= Exercise goal =
Return every entry below word for word and leave out any picture.

= Provided information =
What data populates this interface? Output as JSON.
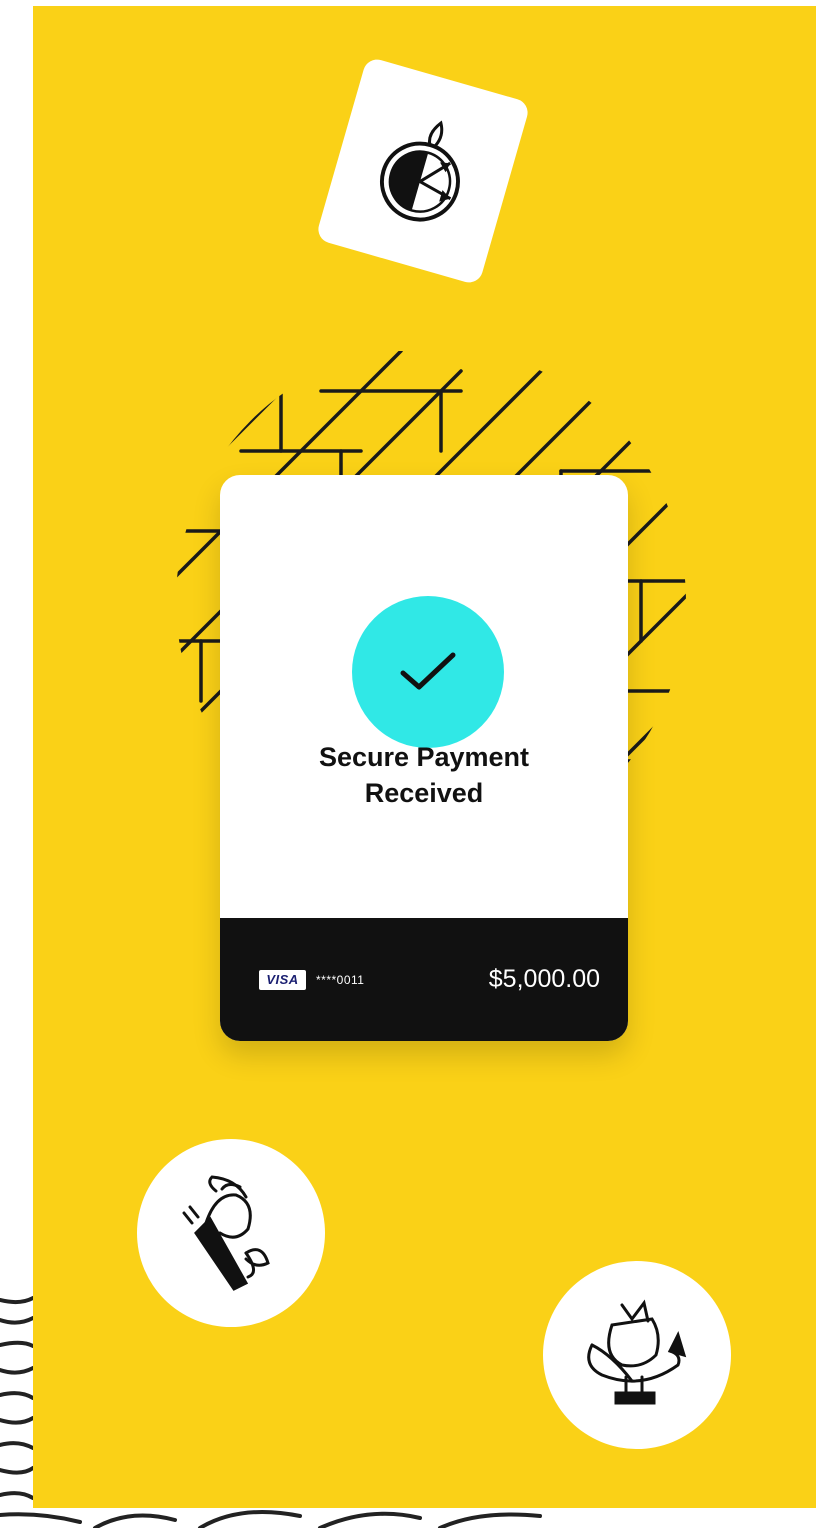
{
  "payment": {
    "title_line1": "Secure Payment",
    "title_line2": "Received",
    "card_brand": "VISA",
    "card_masked": "****0011",
    "amount": "$5,000.00"
  },
  "icons": {
    "check": "check-icon",
    "stopwatch": "fire-stopwatch-icon",
    "shoe": "winged-shoe-icon",
    "trophy": "trophy-banner-icon"
  },
  "colors": {
    "background": "#FAD117",
    "accent": "#30E8E6",
    "footer": "#111111",
    "visa": "#1A1F71"
  }
}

= Task answer =
What data populates this interface? Output as JSON.
{
  "payment": {
    "title_line1": "Secure Payment",
    "title_line2": "Received",
    "card_brand": "VISA",
    "card_masked": "****0011",
    "amount": "$5,000.00"
  },
  "icons": {
    "check": "check-icon",
    "stopwatch": "fire-stopwatch-icon",
    "shoe": "winged-shoe-icon",
    "trophy": "trophy-banner-icon"
  },
  "colors": {
    "background": "#FAD117",
    "accent": "#30E8E6",
    "footer": "#111111",
    "visa": "#1A1F71"
  }
}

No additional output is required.